Almost 70 Northeastern students spent their weekend participating in the Social Impact-athon, a competition between teams developing plans to best effect change by donating to nonprofit organizations. Teams were challenged to distribute a hypothetical $50,000 between three or more Boston nonprofits centered around environmental justice. The winning team was awarded a real $50,000 to execute their plan.
The Northeastern Social Impact Lab, which teaches students how to make effective decisions when working with nonprofit organizations, put on the event. Drawing inspiration from the increasingly popular hackathon concept, in which teams gather for a few days to solve a software problem, the Social Impact Lab, or SIL, created the Social Impact-athon to teach students how to generate social change.
The Social Impact Lab was challenged by its founding partner, the Germeshausen Foundation, to create this new model of nonprofit education to teach students about nonprofit organizations while also making an immediate impact on local communities, said SIL Director Rebecca Riccio. She said she hopes it can be recreated at other universities and repeated at Northeastern.
“I think it’s good to be a more well-rounded person, and I appreciate understanding the community we’re from,” said Elisa Figueras, a fourth-year environmental science major. “Boston is one of the most gentrified cities in the U.S., and as college students we’re contributing to that. I feel really inspired today to go back out into the community and do more community work.”
Activities began on Friday evening in which competitors, including undergraduate and graduate students from a range of majors, began their “crash course” on environmental justice and nonprofit organizations. The event was open to all Northeastern students, as Riccio hoped to make these skills available to anyone who wanted to participate.
The event drew from the teachings of Northeastern Students4Giving, a human services program that uses “experiential philanthropy” to educate students on the role of nonprofit organizations through academic courses and grants. Riccio wanted to design an expeditive platform for students not involved in human services to learn about nonprofits.
Students were divided into teams of six or seven participants specifically created by organizers to be as interdisciplinary and diverse in expertise as possible. After finishing their lessons and hearing from field experts, the teams broke up on Saturday afternoon to begin working on their proposals.
Coaches with expertise in various relevant fields were at the teams’ disposal, as well as profiles of the 11 nonprofit organizations to which they could donate.

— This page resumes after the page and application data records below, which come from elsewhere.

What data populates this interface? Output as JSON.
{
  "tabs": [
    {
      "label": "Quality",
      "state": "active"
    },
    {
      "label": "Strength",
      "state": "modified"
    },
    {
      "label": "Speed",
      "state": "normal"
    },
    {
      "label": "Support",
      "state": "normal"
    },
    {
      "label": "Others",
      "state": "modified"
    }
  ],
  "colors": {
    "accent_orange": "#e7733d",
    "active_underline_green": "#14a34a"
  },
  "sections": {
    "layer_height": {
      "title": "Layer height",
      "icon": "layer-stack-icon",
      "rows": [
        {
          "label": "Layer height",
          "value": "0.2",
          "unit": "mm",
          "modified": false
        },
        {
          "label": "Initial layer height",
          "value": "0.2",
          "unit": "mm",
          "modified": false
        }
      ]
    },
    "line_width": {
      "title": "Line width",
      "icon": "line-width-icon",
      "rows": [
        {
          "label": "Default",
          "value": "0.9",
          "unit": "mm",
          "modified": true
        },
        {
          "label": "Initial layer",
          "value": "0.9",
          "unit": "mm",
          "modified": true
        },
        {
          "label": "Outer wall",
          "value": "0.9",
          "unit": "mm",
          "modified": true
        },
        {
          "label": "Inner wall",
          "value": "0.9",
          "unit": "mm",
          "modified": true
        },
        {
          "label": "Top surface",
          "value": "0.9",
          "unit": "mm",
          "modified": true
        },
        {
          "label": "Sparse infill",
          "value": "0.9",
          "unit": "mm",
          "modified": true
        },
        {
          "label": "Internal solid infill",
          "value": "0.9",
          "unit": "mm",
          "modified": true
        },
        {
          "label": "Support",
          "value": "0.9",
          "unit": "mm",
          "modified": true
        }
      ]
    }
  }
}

“The foundations that are funding this could have easily done it on their own, but instead they’re using this model of students getting engaged with thinking about how to catalyze social change through helping these organizations,” said Christopher Bosso, professor of public policy and politics and a coach at the event. “I think it’s a tremendous, important model that helps this generation of students really think ahead about how they’re going to have an impact.”
Teams turned in their proposals Sunday morning. A panel of judges reviewed the plans and determined which would have the greatest impact by looking at the budget and rationale behind each decision. The winner was Team Roxbury, comprised of Bethany Basile, Nick Boyd, August Granath, Becca Lafair, Sarabrent McCoy and Lydia Zhou.
The winning team donated $15,000 each to the organizations Alternatives for Community and Environment, Chinese Progressive Association and GreenRoots, Inc., and $5,000 to City Life/Vida Urbana. Each team was able to make some sort of contribution, as $1,000 was granted to each to donate to the organization of its choice. The organizations that didn’t receive money from any of these outlets were also awarded money from the Learning By Giving Foundation.
“I think the money will go so far, and it will mobilize the chosen organizations in such a wonderful way,” said third-year Becca Powell. “In terms of Northeastern, it will make us consider our practices with more mindfulness and intentionality, making sure our actions have purpose but also making sure we’re being careful in the things we do and the way we consume. I think the dialogue starts here and it will continue to spread outward.”